## [SUPPLIED MATERIAL]
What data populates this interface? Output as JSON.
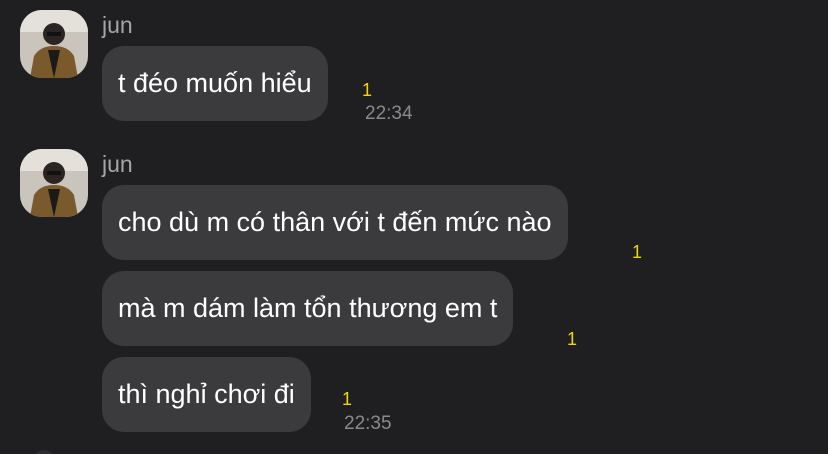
{
  "groups": [
    {
      "sender": "jun",
      "avatar_icon": "avatar-photo-icon",
      "messages": [
        {
          "text": "t đéo muốn hiểu",
          "unread": "1",
          "time": "22:34"
        }
      ]
    },
    {
      "sender": "jun",
      "avatar_icon": "avatar-photo-icon",
      "messages": [
        {
          "text": "cho dù m có thân với t đến mức nào",
          "unread": "1",
          "time": ""
        },
        {
          "text": "mà m dám làm tổn thương em t",
          "unread": "1",
          "time": ""
        },
        {
          "text": "thì nghỉ chơi đi",
          "unread": "1",
          "time": "22:35"
        }
      ]
    }
  ],
  "colors": {
    "background": "#1f1f21",
    "bubble": "#3b3b3e",
    "unread": "#f2d600",
    "text": "#ffffff",
    "meta": "#8a8a8e"
  }
}
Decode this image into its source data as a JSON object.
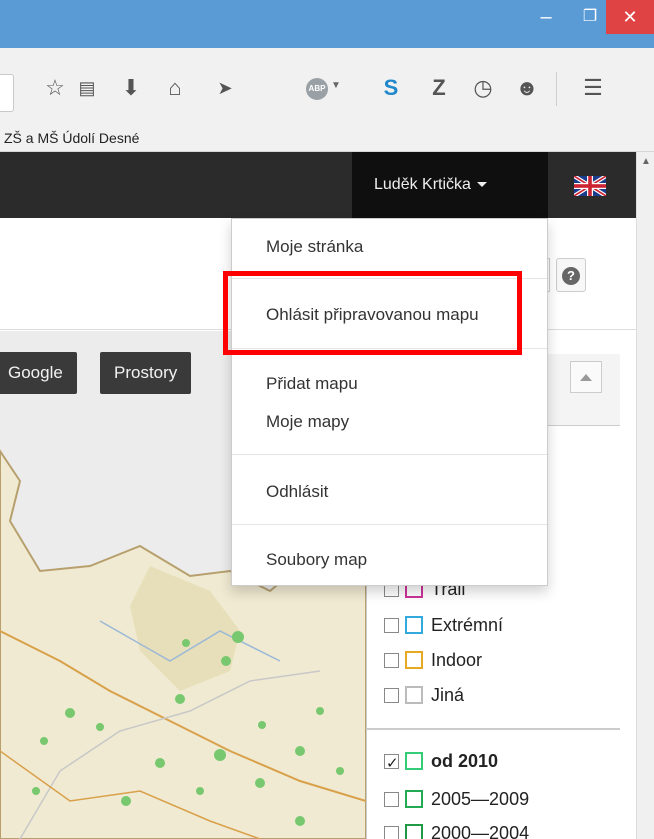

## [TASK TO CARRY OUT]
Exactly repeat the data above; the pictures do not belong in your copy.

## [COMPLETED TASK]
What data populates this interface? Output as JSON.
{
  "groups": [
    {
      "sender": "jun",
      "avatar_icon": "avatar-photo-icon",
      "messages": [
        {
          "text": "t đéo muốn hiểu",
          "unread": "1",
          "time": "22:34"
        }
      ]
    },
    {
      "sender": "jun",
      "avatar_icon": "avatar-photo-icon",
      "messages": [
        {
          "text": "cho dù m có thân với t đến mức nào",
          "unread": "1",
          "time": ""
        },
        {
          "text": "mà m dám làm tổn thương em t",
          "unread": "1",
          "time": ""
        },
        {
          "text": "thì nghỉ chơi đi",
          "unread": "1",
          "time": "22:35"
        }
      ]
    }
  ],
  "colors": {
    "background": "#1f1f21",
    "bubble": "#3b3b3e",
    "unread": "#f2d600",
    "text": "#ffffff",
    "meta": "#8a8a8e"
  }
}
Decode this image into its source data as a JSON object.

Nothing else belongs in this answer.